Task prompt
Counting only lines of the listing below that hold the word "What", give the total and nothing else.

Given data
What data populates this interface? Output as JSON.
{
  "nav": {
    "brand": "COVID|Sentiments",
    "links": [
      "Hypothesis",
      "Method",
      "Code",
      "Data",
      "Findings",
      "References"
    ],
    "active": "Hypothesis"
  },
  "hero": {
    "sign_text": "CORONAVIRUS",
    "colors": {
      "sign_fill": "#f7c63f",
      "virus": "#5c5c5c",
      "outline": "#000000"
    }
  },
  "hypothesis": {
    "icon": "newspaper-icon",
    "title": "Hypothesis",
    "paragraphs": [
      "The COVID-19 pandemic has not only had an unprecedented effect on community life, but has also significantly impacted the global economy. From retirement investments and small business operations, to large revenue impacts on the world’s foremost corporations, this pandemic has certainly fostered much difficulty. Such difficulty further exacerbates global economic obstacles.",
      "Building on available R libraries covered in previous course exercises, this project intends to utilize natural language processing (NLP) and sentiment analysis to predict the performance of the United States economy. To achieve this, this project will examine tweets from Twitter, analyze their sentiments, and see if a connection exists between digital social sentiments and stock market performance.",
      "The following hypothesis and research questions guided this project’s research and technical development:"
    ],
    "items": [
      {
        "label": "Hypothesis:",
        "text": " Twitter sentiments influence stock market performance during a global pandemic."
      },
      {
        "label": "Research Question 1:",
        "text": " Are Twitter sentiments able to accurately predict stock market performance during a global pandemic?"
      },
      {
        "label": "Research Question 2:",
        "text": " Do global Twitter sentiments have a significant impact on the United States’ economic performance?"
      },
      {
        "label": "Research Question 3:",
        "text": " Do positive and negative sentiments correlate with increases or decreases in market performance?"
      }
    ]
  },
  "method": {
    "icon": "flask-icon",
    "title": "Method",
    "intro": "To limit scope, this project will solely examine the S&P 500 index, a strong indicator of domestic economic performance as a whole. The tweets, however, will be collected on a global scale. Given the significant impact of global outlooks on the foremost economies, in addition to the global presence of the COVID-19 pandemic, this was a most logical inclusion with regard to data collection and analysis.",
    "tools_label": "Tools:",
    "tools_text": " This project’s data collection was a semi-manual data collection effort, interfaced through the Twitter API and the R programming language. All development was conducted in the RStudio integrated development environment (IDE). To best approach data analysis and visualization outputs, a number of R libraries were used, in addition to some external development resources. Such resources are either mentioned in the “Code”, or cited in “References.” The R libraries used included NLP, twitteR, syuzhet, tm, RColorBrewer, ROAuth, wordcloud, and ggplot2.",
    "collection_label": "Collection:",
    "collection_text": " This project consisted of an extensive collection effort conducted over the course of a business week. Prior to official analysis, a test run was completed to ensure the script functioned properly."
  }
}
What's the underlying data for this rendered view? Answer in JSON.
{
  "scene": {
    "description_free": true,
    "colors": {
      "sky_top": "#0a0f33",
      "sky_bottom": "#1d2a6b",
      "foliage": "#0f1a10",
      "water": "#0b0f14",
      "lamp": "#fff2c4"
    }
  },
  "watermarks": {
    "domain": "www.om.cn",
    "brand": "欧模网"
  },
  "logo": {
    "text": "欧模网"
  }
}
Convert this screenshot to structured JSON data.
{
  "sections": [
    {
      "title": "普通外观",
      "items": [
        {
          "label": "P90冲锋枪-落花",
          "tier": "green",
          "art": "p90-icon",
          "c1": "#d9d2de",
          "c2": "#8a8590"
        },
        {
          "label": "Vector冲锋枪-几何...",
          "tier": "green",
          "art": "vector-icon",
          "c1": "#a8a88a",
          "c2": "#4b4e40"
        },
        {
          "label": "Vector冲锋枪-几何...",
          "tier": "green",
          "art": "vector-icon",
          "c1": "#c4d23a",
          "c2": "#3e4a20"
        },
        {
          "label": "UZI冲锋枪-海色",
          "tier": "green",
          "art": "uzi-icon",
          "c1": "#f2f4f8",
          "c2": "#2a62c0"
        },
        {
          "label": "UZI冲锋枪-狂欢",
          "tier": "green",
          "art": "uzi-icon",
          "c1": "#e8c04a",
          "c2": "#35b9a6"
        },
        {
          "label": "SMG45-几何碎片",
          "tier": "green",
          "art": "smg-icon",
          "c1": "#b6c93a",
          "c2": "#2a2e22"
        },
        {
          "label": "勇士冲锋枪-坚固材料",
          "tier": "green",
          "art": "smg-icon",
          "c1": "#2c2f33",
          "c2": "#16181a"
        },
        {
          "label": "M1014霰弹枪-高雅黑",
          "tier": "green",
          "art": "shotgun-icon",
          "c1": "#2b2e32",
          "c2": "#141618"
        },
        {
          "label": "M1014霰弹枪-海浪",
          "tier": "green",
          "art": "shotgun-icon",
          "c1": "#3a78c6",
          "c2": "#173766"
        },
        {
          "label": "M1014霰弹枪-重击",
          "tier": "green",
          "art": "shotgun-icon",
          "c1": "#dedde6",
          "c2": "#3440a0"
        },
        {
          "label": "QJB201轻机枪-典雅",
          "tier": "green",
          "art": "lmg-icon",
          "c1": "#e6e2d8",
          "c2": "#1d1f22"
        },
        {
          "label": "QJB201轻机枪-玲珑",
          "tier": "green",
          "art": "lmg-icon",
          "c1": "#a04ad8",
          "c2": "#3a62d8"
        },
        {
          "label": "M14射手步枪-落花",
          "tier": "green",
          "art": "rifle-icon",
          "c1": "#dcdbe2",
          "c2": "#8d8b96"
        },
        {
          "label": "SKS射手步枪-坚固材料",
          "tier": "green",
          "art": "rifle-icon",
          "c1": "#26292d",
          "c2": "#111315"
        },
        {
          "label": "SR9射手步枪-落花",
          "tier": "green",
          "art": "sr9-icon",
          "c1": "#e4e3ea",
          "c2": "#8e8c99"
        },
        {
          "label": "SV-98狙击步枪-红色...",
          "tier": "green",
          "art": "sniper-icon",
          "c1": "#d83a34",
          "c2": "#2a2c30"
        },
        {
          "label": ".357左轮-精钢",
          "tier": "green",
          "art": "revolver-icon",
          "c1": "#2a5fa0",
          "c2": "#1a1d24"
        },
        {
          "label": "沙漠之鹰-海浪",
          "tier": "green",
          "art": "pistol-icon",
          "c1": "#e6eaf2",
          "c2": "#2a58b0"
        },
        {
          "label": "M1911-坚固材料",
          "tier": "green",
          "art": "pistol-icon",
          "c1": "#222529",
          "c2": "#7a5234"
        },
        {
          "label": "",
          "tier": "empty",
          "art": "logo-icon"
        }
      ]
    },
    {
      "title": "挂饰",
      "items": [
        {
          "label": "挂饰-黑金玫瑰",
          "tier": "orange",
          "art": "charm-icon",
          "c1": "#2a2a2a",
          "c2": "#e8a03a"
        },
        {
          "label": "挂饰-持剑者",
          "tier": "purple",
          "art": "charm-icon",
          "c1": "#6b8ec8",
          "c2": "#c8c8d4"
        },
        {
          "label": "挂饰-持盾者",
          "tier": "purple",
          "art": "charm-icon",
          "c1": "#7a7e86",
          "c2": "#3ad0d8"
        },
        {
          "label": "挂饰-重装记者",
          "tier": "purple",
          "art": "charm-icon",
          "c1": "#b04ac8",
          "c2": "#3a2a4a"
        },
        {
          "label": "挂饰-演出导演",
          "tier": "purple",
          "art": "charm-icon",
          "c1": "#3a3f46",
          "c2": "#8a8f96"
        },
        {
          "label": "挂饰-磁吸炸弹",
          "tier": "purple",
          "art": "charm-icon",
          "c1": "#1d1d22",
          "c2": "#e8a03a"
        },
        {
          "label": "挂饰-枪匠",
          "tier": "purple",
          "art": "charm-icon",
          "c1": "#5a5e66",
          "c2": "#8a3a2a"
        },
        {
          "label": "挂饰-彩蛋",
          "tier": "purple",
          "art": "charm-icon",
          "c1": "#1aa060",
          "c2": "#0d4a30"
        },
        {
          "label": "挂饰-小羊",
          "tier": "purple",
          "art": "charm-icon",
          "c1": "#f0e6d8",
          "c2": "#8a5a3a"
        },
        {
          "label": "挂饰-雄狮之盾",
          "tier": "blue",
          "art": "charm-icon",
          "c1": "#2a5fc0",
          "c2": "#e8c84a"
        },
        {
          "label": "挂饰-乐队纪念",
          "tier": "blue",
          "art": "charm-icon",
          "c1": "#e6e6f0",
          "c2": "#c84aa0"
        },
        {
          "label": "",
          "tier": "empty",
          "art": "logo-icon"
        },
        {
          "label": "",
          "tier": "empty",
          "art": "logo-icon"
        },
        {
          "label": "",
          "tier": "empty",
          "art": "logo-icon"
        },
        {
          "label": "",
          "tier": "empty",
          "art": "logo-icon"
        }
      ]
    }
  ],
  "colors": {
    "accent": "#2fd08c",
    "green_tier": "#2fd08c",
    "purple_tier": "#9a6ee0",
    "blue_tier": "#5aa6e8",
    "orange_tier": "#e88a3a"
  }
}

Response area
2